[INSTRUCTIONS FOR THE TASK] Return all of the lines below exactly as they are.
** INPUT DATA follows **
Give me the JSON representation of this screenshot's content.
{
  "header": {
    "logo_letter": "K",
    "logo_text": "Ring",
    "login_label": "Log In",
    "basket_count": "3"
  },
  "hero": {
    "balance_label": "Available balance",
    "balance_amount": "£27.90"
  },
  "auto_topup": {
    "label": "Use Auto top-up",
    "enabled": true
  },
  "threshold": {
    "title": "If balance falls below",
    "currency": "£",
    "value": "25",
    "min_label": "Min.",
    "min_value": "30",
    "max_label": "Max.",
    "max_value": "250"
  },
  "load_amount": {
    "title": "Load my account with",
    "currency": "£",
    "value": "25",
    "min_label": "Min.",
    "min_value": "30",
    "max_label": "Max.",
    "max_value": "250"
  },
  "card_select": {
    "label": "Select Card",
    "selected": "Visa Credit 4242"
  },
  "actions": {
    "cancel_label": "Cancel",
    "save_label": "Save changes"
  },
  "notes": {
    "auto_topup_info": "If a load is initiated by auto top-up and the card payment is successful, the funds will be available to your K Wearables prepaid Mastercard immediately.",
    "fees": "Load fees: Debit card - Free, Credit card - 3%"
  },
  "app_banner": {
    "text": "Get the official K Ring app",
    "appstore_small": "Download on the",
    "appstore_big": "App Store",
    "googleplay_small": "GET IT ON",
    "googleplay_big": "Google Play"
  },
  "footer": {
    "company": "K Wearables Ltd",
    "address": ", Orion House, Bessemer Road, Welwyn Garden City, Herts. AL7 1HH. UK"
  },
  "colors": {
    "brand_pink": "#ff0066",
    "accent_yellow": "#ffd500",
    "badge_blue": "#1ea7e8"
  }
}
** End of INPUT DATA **
[PROBLEM SOLUTION]
Give me the JSON representation of this screenshot's content.
{
  "header": {
    "logo_letter": "K",
    "logo_text": "Ring",
    "login_label": "Log In",
    "basket_count": "3"
  },
  "hero": {
    "balance_label": "Available balance",
    "balance_amount": "£27.90"
  },
  "auto_topup": {
    "label": "Use Auto top-up",
    "enabled": true
  },
  "threshold": {
    "title": "If balance falls below",
    "currency": "£",
    "value": "25",
    "min_label": "Min.",
    "min_value": "30",
    "max_label": "Max.",
    "max_value": "250"
  },
  "load_amount": {
    "title": "Load my account with",
    "currency": "£",
    "value": "25",
    "min_label": "Min.",
    "min_value": "30",
    "max_label": "Max.",
    "max_value": "250"
  },
  "card_select": {
    "label": "Select Card",
    "selected": "Visa Credit 4242"
  },
  "actions": {
    "cancel_label": "Cancel",
    "save_label": "Save changes"
  },
  "notes": {
    "auto_topup_info": "If a load is initiated by auto top-up and the card payment is successful, the funds will be available to your K Wearables prepaid Mastercard immediately.",
    "fees": "Load fees: Debit card - Free, Credit card - 3%"
  },
  "app_banner": {
    "text": "Get the official K Ring app",
    "appstore_small": "Download on the",
    "appstore_big": "App Store",
    "googleplay_small": "GET IT ON",
    "googleplay_big": "Google Play"
  },
  "footer": {
    "company": "K Wearables Ltd",
    "address": ", Orion House, Bessemer Road, Welwyn Garden City, Herts. AL7 1HH. UK"
  },
  "colors": {
    "brand_pink": "#ff0066",
    "accent_yellow": "#ffd500",
    "badge_blue": "#1ea7e8"
  }
}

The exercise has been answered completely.